Today: The remarkable story of Arthur Lessac, the renowned vocal coach.
Odds are you were taught in some form by Arthur Lessac.
Whether he taught you one on one, or as a professor, or through his clinic, or through one of his two books or through a teacher he taught, he has touched your life. His students include actors Martin Sheen, Michael Douglas and Faye Dunaway among many.
But this story is not about them. It is how Arthur rose from hardship to attain what he did.
Arthur was born in Haifa in what is now Israel, on September 9th, 1909. When he was 2 years old, his parents took him on a ship with them to the United States.
Unfortunately, their marriage fell apart and he was left at the Hebrew Sheltering Guardian Society Orphan Asylum in Pleasantville, N.Y.
No family adopted Arthur. He saw other children arrive and be adopted into loving families but he grew up in the orphanage.
However, one summer when he was about 12 years old, he worked as a delivery boy for a Brooklyn delicatessen. One of his customers, the Lessac family was impressed with the boy and briefly took him in.
Arthur was so appreciative, with their permission; he took their last name as his own.
Never would he speak of his parents who he felt abandoned him nor his original name.
But Arthur had a gift. He could sing. It earned this poor boy a scholarship to the Eastman School of Music in Rochester, N.Y. and the start of his advanced education. He later earned Bachelor’s and Master’s Degrees in speech from New York University, as he strove to build a great career.

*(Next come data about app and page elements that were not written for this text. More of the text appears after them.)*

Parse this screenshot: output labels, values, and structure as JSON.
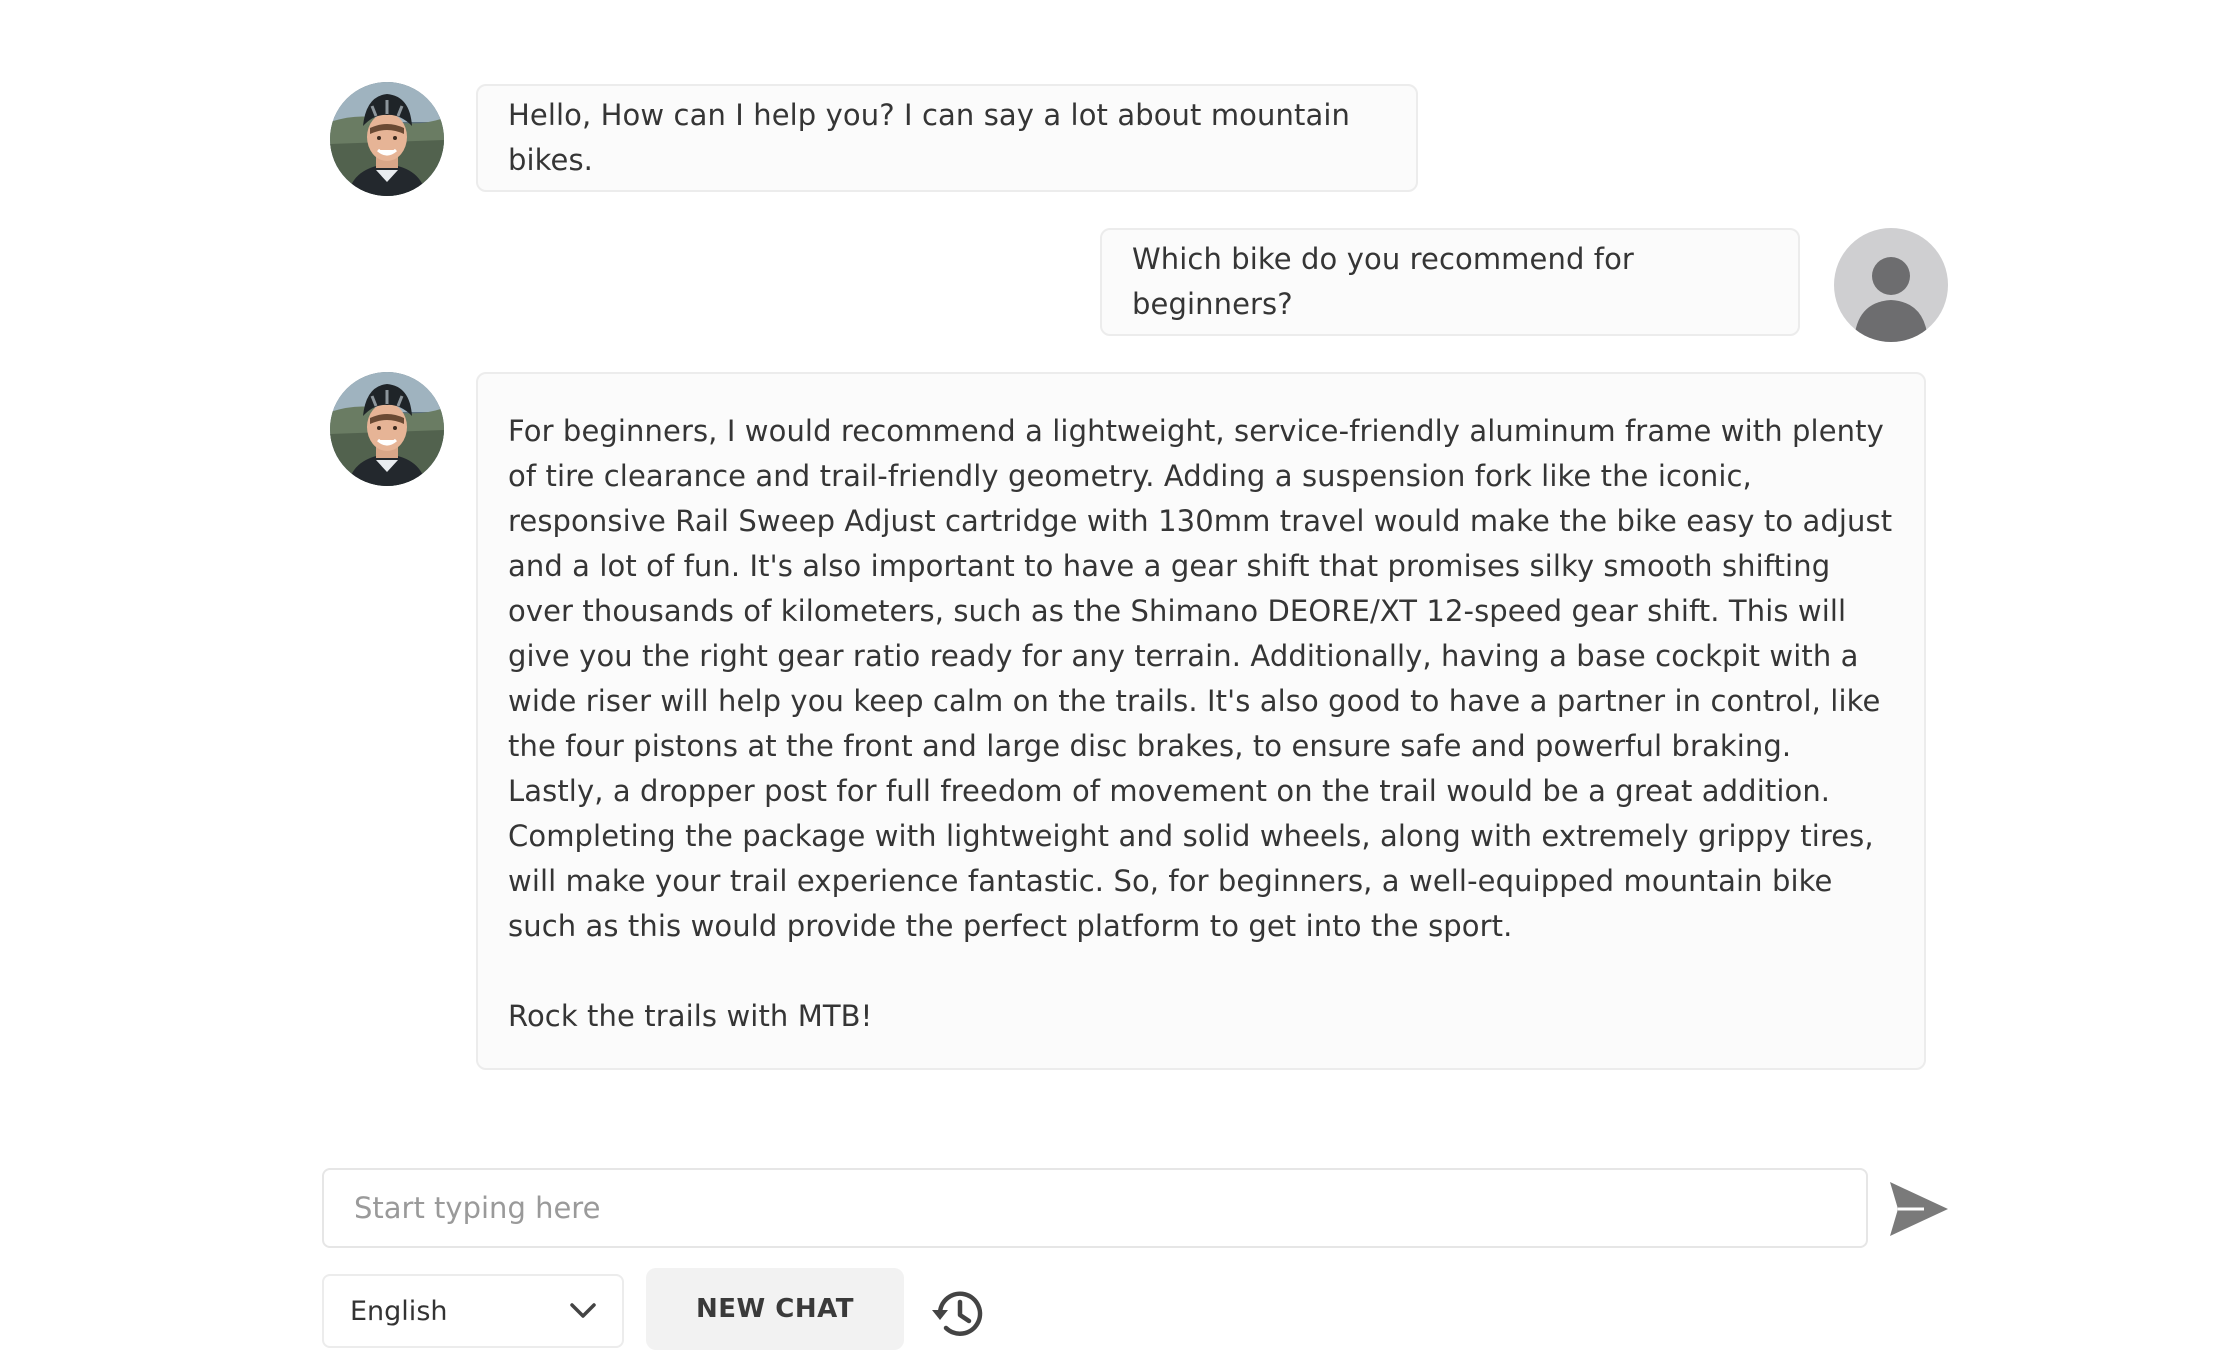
{
  "messages": [
    {
      "role": "bot",
      "text": "Hello, How can I help you? I can say a lot about mountain bikes."
    },
    {
      "role": "user",
      "text": "Which bike do you recommend for beginners?"
    },
    {
      "role": "bot",
      "paragraphs": [
        "For beginners, I would recommend a lightweight, service-friendly aluminum frame with plenty of tire clearance and trail-friendly geometry. Adding a suspension fork like the iconic, responsive Rail Sweep Adjust cartridge with 130mm travel would make the bike easy to adjust and a lot of fun. It's also important to have a gear shift that promises silky smooth shifting over thousands of kilometers, such as the Shimano DEORE/XT 12-speed gear shift. This will give you the right gear ratio ready for any terrain. Additionally, having a base cockpit with a wide riser will help you keep calm on the trails. It's also good to have a partner in control, like the four pistons at the front and large disc brakes, to ensure safe and powerful braking. Lastly, a dropper post for full freedom of movement on the trail would be a great addition. Completing the package with lightweight and solid wheels, along with extremely grippy tires, will make your trail experience fantastic. So, for beginners, a well-equipped mountain bike such as this would provide the perfect platform to get into the sport.",
        "Rock the trails with MTB!"
      ]
    }
  ],
  "composer": {
    "placeholder": "Start typing here",
    "value": ""
  },
  "controls": {
    "language": "English",
    "new_chat_label": "NEW CHAT"
  },
  "icons": {
    "send": "send-icon",
    "history": "history-icon",
    "dropdown": "chevron-down-icon",
    "user_avatar": "user-silhouette-icon"
  },
  "colors": {
    "bubble_bg": "#fbfbfb",
    "bubble_border": "#ececec",
    "icon_gray": "#7a7a7a",
    "user_avatar_bg": "#cfcfd1",
    "user_avatar_fg": "#6d6d6f",
    "button_bg": "#f2f2f2"
  }
}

Arthur became successful as a renowned vocal coach on Broadway and he taught hopeful young actors at the prestigious Stella Adler Theater Studio. He also taught aspiring young Rabbis at the Jewish Theological Seminary.
For decades, Arthur taught in a wide variety of venues. He was a New York University Professor, and a visiting Professor holding workshops across the U.S. and in Canada, Mexico, Puerto Rico, Yugoslavia and Germany.
Starting in the early 1960’s he worked with actors at the new Lincoln Center Repertory Theater and later worked with actors at Robert Redford’s Sundance Institute Playwright’s Conference as the list of his work is nearly endless.
In addition, Arthur authored two books, “The Use and Training of the Human Voice” (1967) and “Body Wisdom: The Use and Training of the Human Body,” (1978), which are a fundamental part of acting, singing and speech programs across America and elsewhere around the world.
In his personal life, Arthur married Bertha Braverman in 1935 and they remained married until her passing in 1983, almost 50 years later. They had a son Michael and a daughter Fredi.
But his talent aside, here’s the interesting thing that made Arthur successful: He was a ball of fire, passionate about speech and about life. He could make you laugh and make you strive to be the best you could be. And his techniques were at first, unconventional.
Think of the 2010 Academy Award winning movie, “The King’s Speech,” in which Britain’s King George VI has a severe stammer, which his speech therapist Lionel Logue helps him overcome. http://www.youtube.com/watch?v=pzI4D6dyp_o
But Arthur didn’t look like the formal therapist and Shakespearian actor Lionel Logue as superbly portrayed by Geoffrey Rush. Arthur was muscular and fit, casual and fun.
And he never slowed down. Arthur remained actively involved in his profession until the final days of his life. On April 7th, 2011 at the age of 101, he passed away in his Los Angeles home.
But he fully lived those 101 years and held a teaching session at Rijeka University in Croatia just weeks before he died. He also attended a Carnival during his 10 day Croatian stay and you can watch him in this attached 5 1/2 minute clip: http://vimeo.com/22194675
If you’d like to be like Arthur and make the most of your life, find something you love and put your heart into it. However long you live, you will savor each day.
Success Tip of the Week:
Whatever your profession, like Arthur, let your enthusiasm burst free and allow you to uplift others. That will make it a thrill for them to be around you and bring greater happiness to their lives and to yours.
In the next KazanToday:
How a failed business led a father and his two sons to huge success.